Sarbani Sen wonders what on Earth has happened to yoga traditions.

Coming across the #yogaindustry campaign recently, I was surprised to encounter kindergarten stories of who did what and how they did it. Apparently this campaign aims at “bringing back yoga to the yogi, the real ones”. Arguably, for these practitioners of the famous Indian physical health technique, more and more people advertize themselves as yogis and show extreme physical flexibility allowing them to do almost all the postures (that even Patanjali would blush) and selling yoga as a marketable and sexy activity.

I’m not sure I actually felt the beauty of yoga in their campaign, that space of bliss and allowance of what is, that connection to the divine, to the universal, that space of vulnerability where we all strive and do our best, but are in total awareness of our limitations and challenges. In this piece, I’d like to stand up for more allowance in yoga (and Dance too). I feel there is a need to open hands and let go of the supremacy.

I agree that using the word yoga in crucial activities such as beer drinking has been pushing it a bit too far. I mean at least we could keep the healthy side of yoga. In terms of new yoga developments, I personally love the Art of Accro yoga, the mother and daughter yoga, Yin Yoga, Vinyasa yoga etc. All have their own tone of voice and their beauty, although total extrapolation of the ancient Vedic scriptures. Even Indians started doing so: Bikram yoga to start with – which is yoga in a 45°C heated room.
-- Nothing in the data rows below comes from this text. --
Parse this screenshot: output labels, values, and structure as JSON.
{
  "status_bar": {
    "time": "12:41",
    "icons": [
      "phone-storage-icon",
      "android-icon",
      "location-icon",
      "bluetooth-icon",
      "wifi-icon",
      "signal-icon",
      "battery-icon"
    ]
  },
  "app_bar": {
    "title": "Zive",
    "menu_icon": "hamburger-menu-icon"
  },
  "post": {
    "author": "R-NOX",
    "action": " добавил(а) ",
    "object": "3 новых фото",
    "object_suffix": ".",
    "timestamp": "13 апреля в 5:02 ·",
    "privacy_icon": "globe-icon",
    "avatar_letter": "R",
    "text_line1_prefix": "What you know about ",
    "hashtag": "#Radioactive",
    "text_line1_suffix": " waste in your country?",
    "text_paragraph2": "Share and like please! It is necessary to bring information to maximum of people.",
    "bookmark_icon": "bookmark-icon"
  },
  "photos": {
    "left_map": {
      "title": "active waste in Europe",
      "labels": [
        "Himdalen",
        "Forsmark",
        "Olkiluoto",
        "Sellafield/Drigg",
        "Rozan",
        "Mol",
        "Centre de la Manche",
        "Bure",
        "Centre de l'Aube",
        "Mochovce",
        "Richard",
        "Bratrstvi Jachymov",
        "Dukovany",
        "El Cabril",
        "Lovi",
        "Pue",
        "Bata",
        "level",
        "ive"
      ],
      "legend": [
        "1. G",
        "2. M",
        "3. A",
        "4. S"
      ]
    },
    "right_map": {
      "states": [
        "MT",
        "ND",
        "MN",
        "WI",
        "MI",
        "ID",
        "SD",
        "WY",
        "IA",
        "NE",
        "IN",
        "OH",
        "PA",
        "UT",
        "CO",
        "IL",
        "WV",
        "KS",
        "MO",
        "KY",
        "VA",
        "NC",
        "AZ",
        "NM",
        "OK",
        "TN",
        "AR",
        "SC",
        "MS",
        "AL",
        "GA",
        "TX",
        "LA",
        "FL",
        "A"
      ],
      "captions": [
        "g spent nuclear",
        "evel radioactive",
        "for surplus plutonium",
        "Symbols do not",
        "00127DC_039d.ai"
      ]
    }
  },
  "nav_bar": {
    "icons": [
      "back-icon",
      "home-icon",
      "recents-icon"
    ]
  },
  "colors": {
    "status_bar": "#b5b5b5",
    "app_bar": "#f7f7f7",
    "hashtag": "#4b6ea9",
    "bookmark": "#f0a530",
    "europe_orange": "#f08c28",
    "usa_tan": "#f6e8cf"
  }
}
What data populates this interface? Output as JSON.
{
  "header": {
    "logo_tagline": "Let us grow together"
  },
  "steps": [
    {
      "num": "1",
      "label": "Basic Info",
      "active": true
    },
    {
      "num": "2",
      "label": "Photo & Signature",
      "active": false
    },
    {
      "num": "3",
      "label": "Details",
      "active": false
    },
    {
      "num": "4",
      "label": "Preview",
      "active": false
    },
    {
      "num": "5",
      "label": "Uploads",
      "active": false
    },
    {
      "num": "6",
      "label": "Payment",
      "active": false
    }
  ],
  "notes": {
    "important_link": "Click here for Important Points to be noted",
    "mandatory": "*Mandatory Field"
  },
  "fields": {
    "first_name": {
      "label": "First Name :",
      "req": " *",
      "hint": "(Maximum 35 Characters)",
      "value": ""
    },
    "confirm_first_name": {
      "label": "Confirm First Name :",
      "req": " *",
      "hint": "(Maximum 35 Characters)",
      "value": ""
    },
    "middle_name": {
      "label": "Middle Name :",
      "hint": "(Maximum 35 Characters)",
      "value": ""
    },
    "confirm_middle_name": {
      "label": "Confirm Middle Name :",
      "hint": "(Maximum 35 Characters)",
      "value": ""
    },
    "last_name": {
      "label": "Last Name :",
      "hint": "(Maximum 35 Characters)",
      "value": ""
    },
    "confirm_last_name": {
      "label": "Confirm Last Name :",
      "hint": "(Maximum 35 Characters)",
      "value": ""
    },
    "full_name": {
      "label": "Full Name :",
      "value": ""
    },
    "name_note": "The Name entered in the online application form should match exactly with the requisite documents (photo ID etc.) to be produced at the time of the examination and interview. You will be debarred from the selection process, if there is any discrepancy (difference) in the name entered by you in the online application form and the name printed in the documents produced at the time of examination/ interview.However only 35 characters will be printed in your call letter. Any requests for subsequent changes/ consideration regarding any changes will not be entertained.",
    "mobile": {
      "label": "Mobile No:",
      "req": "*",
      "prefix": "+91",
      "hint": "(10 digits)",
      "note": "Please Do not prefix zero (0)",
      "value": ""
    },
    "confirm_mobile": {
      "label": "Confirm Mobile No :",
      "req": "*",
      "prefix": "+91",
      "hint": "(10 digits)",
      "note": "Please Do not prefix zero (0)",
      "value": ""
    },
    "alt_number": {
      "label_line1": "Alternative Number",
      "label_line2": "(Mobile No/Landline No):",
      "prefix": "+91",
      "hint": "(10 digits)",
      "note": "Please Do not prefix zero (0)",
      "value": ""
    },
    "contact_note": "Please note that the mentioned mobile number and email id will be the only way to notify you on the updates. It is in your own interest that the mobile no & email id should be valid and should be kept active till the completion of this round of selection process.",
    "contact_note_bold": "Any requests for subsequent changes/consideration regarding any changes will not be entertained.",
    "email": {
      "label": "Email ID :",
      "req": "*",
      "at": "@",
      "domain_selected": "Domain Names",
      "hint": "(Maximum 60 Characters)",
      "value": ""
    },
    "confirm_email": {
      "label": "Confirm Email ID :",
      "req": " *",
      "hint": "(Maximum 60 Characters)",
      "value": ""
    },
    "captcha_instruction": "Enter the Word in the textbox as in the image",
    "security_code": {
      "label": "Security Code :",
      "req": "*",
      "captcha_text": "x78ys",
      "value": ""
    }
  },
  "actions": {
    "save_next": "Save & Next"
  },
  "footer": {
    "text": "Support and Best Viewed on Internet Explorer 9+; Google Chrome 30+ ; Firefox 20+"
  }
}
Although I agree that it is important to explain the deeper intentions of yogic practice, I think the initiators of this campaign badly need to face reality, and welcome a series of new experts, beginners, lovers, followers that weren’t there before. Before this practice was limited to the initiated only. You could call yourself a yogi or a dancer after 10-20 years of yoga or ballet. Today you are dancer if your mind is set on that frequency and I believe it’s the beauty of our lifetime: anyone can become anything at any moment. It’s just a question of following the flow, the inspiration, the desire to choose exactly what you want to live at each moment of your life.

I believe there is space for self expression and for creation for everybody. Enough of the diktat of work, effort and sweat: ‘to be’ is a huge challenge already. To have the courage to show who you are, above all critics, above all trends and esthetics, that’s the true power of self expression today. Violence to the body is completely obsolete. Let people follow the flow and just be what and who they are. There is no such thing as right and wrong, as good and bad, especially not in yoga. At the end of the day, it is you that is responsible for your body, and only you know how far you can take it, and the real challenge is to be a ‘body whisperer’.